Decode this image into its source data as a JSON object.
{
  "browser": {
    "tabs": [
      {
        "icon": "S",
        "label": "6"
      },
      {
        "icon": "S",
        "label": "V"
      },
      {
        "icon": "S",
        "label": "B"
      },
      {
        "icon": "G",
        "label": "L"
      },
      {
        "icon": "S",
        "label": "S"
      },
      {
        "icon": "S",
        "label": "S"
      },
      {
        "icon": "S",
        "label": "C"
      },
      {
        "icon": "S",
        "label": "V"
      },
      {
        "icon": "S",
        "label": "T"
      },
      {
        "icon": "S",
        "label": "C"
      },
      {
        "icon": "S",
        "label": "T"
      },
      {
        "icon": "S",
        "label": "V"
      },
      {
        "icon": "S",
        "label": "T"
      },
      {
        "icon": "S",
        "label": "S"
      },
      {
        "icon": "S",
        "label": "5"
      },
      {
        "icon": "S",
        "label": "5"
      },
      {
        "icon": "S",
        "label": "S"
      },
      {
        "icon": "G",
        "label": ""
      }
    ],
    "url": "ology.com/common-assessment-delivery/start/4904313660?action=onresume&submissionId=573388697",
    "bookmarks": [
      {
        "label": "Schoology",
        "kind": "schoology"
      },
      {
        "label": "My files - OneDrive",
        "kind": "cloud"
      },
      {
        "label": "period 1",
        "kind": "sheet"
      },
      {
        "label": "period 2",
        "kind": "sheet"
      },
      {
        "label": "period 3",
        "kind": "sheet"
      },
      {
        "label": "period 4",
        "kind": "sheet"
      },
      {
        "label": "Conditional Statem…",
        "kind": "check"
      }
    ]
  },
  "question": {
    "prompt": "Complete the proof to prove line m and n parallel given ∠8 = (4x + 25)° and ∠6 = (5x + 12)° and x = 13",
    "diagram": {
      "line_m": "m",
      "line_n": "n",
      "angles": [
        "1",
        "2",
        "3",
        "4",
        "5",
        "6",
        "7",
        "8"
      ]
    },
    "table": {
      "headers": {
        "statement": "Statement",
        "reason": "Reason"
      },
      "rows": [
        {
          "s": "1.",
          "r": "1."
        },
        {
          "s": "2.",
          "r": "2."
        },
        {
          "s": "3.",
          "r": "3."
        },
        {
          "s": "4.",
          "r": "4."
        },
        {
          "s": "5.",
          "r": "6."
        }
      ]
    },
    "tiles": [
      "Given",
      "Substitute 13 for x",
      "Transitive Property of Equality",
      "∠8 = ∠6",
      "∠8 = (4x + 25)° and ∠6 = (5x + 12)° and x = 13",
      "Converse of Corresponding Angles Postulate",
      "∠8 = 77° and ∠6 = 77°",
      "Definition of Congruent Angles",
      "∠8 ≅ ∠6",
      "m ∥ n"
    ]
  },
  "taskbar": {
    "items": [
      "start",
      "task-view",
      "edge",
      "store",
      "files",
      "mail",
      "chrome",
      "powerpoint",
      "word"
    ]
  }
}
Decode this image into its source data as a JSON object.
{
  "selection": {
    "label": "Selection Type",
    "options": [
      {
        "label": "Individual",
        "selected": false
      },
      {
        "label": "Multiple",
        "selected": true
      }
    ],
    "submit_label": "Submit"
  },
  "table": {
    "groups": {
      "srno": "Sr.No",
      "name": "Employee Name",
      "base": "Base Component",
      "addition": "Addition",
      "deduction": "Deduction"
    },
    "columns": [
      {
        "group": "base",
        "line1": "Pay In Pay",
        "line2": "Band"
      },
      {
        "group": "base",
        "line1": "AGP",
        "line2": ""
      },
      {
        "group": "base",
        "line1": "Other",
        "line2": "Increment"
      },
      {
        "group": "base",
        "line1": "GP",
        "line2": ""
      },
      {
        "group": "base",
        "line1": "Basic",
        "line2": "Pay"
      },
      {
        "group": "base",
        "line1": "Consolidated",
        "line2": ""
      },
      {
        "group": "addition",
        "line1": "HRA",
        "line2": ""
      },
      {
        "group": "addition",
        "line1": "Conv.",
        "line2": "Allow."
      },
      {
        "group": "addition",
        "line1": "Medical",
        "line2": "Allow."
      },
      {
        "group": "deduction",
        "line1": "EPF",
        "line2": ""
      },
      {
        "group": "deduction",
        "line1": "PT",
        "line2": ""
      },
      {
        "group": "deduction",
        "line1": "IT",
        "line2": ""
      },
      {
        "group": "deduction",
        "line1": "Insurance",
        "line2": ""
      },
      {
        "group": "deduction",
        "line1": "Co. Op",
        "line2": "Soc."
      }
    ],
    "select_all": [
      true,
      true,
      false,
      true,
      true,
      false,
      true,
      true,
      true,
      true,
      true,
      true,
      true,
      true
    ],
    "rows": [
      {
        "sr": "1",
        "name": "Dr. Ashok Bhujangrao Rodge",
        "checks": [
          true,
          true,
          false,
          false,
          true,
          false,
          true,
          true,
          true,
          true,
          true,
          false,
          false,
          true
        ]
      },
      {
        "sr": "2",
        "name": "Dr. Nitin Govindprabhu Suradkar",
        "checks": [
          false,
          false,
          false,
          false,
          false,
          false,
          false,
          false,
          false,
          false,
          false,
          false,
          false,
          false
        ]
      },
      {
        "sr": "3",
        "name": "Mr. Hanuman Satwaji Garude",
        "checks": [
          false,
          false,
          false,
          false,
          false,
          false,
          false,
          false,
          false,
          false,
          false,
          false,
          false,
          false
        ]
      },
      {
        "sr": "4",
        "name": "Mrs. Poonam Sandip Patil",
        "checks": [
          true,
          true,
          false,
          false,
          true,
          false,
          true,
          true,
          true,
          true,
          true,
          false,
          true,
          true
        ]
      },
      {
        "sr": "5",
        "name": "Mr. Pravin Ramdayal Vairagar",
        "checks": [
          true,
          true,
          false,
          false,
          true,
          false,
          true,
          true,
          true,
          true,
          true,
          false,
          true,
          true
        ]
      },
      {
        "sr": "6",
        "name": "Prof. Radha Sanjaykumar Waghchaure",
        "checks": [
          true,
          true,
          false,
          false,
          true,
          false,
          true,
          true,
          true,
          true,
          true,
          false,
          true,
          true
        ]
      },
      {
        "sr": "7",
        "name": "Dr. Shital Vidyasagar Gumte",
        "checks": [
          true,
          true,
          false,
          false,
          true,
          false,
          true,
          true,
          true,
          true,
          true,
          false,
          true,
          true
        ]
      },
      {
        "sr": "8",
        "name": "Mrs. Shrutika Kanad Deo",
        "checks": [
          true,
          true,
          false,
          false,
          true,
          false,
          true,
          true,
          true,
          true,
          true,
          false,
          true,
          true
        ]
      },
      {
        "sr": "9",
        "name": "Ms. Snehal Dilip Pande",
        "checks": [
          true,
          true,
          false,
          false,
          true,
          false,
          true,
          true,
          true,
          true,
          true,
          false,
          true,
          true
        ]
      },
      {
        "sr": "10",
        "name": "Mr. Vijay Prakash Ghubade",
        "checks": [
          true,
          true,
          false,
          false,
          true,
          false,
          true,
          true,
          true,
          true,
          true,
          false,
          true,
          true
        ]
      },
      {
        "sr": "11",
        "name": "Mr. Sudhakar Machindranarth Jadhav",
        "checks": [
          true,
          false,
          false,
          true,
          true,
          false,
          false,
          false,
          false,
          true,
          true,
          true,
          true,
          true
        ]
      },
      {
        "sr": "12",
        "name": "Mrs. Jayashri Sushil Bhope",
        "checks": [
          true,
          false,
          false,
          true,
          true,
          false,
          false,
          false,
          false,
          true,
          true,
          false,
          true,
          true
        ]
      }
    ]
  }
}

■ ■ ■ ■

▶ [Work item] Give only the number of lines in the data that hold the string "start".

▶ [Finished task] 2